Curtis Meyer, Reporter
Two musicians from Pittsburg will be featured in a nationally syndicated PBS show, featuring the Springfield Symphony Orchestra from Springfield, MO.
PSU professor Robert Kehle and graduate student Jonathan DeSoto Jr both performed earlier this year with the Springfield Orchestra, with the performance being shown on Ozarks Public Television Oct. 6th and 9th.
“I’m a regular member with the symphony, with Springfield Symphony, and I play principal trombone with the group that was hired to do backup, and I mean it was a lot of fun. I think that it’ll be entertaining,” said Kehle.
The show, titled “An Ozark Mountain Symphony: A Musical Celebration,” was recorded at the Butterfly Mansion in Branson, MO, in front of a live audience.
“Essentially it was getting a group of performers together and playing music across wide varieties of genres, from gospel to country and what the goal was of this symphony was to present music that would kind of bring people together in a sense. My role in it was playing principal tuba with the Springfield Symphony Orchestra,” said DeSoto.
Filming for the performance took 3 days, with three different takes. The day it’ll be released for national television is unannounced.
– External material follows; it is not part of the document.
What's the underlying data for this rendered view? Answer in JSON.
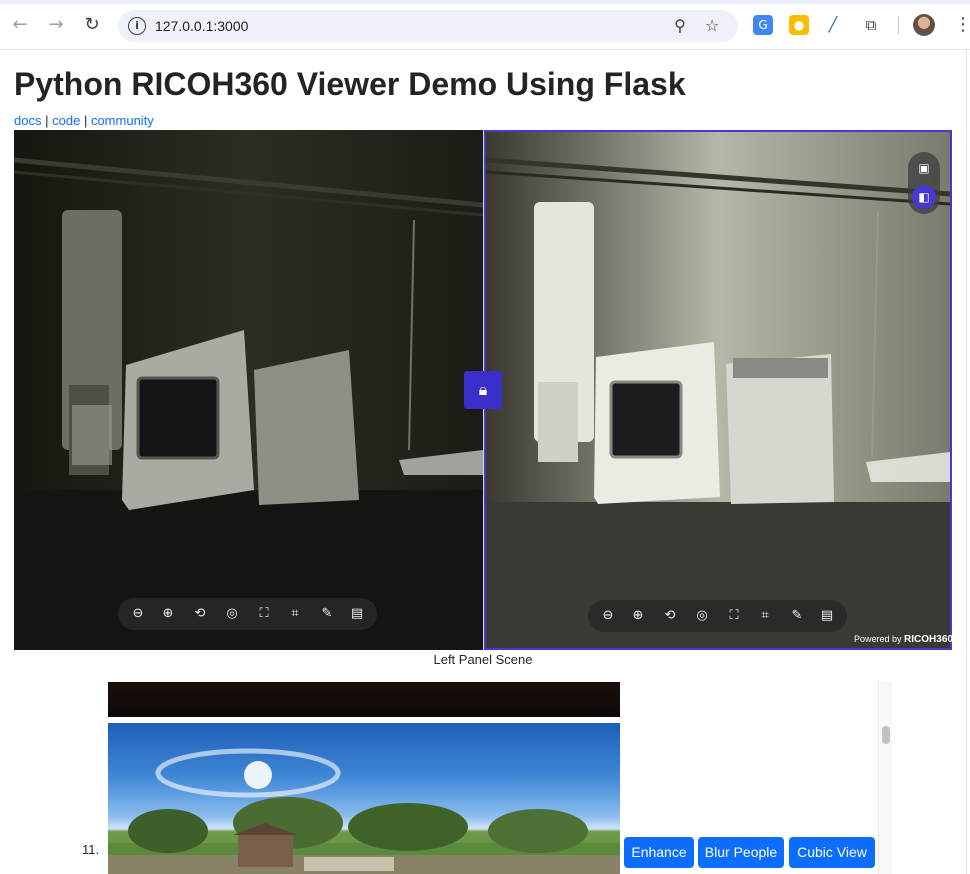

“It’s quite an experience to do that you know, I look forward to watching the video myself. Just playing professionally, playing with a group as good as the Springfield Symphony is always an honor. As long as I’ve been performing you don’t come upon many times that I get to play professionally with a group like that. Always getting a opportunity to be called to play with a professional organization is always a gratifying experience,” said DeSoto.
For both artists, this is an opportunity to play and affect a large audience.
“It’s always neat. Whenever you do something like that it’s always neat. Hopefully when it gets syndicated a lot of other places will pick it up. I’ve got relatives that would like to see it,” said Kehle.
The performance almost didn’t happen. The original idea was started several years ago, but when COVID-19 hit, it was canceled. The idea had to be brought back up again for this performance.
“I think this idea probably started a couple of years ago with Gene Bicknell. Gene Bicknell was the executive producer of it. Of course, he’s from Pittsburg and he owned the mansion at the time. I think he had this idea to do this, and then COVID hit. So they resurrected it for post COVID. The symphony has quite often, every November, had a select small group play back up for Johnny Mathis, at the mansion. So, there was already this connection,” said Kehle.
Those who are watching the program hoping to see Professor Kehle or DeSoto will need to keep their eyes peeled, as the full orchestra is around 60 players.
“I had a camera pointed at me around 4 times. Of course, I’m interested, did I make the cutting floor or not?” said Kehle.
“I had at least one, but like you said we’ll see whether it makes it on the cut,” said DeSoto.
Whether they made the cut or not, both artists are excited to be on PBS and to represent Pittsburg. Hopefully the music will bring people together, as DeSoto mentioned.